They can’t just hang their boats on a hoist until dry storage becomes available. A few find slips at other harbors, but many of those are gentrifying too. Boaters are being permanently displaced -- not only from the harbor but from boating altogether.
The Coastal Commission found that L.A. County is not acting in conformity with the Coastal Act, and one of its key recommendations is that there be no further reduction in the overall number of slips and no further reduction in the number of slips under 35 feet.
We concur. Objection to county redevelopment plans is not anti-development; it is anti-bad-redevelopment. There are viable alternatives.
Nancy Vernon Marino
Marina del Rey
The writer is co-director of We ARE Marina del Rey.
Keeping prayer in its place
Prayerful people who desire to publicly vocalize their religious beliefs are constitutionally free to do so in a multitude of venues. But whether visiting the DMV or attending City Council meetings, I am constitutionally protected from being subjected to government-sanctioned religious ceremony.
Lancaster voters are better served by focused, hardworking elected officials than by council chamber prayers.
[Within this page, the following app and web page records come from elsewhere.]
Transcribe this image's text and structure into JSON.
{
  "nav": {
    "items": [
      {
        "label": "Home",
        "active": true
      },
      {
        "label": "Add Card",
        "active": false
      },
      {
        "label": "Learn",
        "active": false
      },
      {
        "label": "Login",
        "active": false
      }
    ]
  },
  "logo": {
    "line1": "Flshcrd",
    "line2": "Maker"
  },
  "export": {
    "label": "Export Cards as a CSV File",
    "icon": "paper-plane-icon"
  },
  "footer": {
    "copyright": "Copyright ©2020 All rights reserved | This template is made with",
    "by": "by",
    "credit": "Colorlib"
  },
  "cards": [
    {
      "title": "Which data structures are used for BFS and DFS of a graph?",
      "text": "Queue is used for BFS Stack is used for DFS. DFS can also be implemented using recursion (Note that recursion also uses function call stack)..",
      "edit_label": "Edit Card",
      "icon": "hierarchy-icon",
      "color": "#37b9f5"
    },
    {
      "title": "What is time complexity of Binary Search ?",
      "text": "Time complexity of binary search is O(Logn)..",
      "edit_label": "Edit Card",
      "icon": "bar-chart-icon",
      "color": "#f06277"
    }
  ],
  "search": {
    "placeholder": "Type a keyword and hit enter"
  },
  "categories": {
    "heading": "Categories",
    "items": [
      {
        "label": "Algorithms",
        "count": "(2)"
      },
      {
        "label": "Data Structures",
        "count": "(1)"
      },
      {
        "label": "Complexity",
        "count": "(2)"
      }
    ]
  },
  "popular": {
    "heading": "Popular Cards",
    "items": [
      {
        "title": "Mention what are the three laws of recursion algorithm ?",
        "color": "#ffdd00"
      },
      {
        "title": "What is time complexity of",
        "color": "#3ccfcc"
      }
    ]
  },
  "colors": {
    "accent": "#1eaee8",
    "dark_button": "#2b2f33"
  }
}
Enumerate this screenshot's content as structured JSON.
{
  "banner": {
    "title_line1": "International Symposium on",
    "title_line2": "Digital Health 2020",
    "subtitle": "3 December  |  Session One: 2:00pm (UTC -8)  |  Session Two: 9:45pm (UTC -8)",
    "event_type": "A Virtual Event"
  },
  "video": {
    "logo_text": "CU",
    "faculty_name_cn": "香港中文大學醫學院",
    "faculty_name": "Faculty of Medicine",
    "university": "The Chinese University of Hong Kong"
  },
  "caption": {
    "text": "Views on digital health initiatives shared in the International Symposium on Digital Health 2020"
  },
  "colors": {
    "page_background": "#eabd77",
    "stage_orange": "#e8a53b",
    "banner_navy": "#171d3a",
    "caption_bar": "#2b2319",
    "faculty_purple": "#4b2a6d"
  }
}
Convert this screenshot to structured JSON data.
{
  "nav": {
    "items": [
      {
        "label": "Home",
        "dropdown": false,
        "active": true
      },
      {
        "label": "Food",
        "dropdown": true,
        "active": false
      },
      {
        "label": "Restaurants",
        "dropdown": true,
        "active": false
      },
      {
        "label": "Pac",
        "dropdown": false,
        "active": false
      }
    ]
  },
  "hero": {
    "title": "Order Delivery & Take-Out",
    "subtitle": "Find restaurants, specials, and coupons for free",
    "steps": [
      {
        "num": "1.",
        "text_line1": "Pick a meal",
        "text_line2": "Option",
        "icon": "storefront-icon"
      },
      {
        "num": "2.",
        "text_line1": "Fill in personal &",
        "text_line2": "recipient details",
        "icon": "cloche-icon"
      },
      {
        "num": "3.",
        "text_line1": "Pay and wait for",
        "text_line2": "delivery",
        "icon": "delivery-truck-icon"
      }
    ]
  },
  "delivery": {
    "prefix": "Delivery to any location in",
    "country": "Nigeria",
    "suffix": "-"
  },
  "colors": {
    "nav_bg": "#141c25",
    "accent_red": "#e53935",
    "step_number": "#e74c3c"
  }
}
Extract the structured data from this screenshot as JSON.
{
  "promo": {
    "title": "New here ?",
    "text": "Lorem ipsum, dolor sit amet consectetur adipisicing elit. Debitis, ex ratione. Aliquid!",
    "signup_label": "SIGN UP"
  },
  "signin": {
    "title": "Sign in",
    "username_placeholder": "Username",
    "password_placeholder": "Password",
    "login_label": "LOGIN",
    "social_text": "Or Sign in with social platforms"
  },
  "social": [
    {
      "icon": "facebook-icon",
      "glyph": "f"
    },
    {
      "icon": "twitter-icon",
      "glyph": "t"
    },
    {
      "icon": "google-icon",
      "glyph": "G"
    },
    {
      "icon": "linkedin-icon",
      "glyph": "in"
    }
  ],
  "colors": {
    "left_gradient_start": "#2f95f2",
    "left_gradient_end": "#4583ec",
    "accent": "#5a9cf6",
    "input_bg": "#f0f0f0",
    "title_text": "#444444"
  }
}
Thank you for your story on Beit T’Shuvah, which is more than a synagogue and rehab center.
I teach Hebrew school, and every year I lead our high schoolers on a field trip to Beit T’Shuvah. It’s easily the highlight of the year; the people from Beit T’Shuvah talk to -- and get through to -- my students as no one else could. I firmly believe that more than a few kids didn’t go down a dangerous path thanks to the folks at Beit T’Shuvah. They should be proud of themselves not only for kicking their habits and rebuilding their lives but for positively affecting the hundreds of Jewish kids I and others have brought there.
Sometime in the 1960s, I was shopping at my local department store in Northern California and standing patiently behind a woman being a bit rude to the salesclerk.
I was getting upset with her, and then I noticed the number tattooed on her arm and thought to myself, “That’s OK, honey, you’ve been through hell and can be rude.”
I’ve never forgotten that moment, and I still get chills when I remember that incident.
Jo Ann Michetti
Rancho Palos Verdes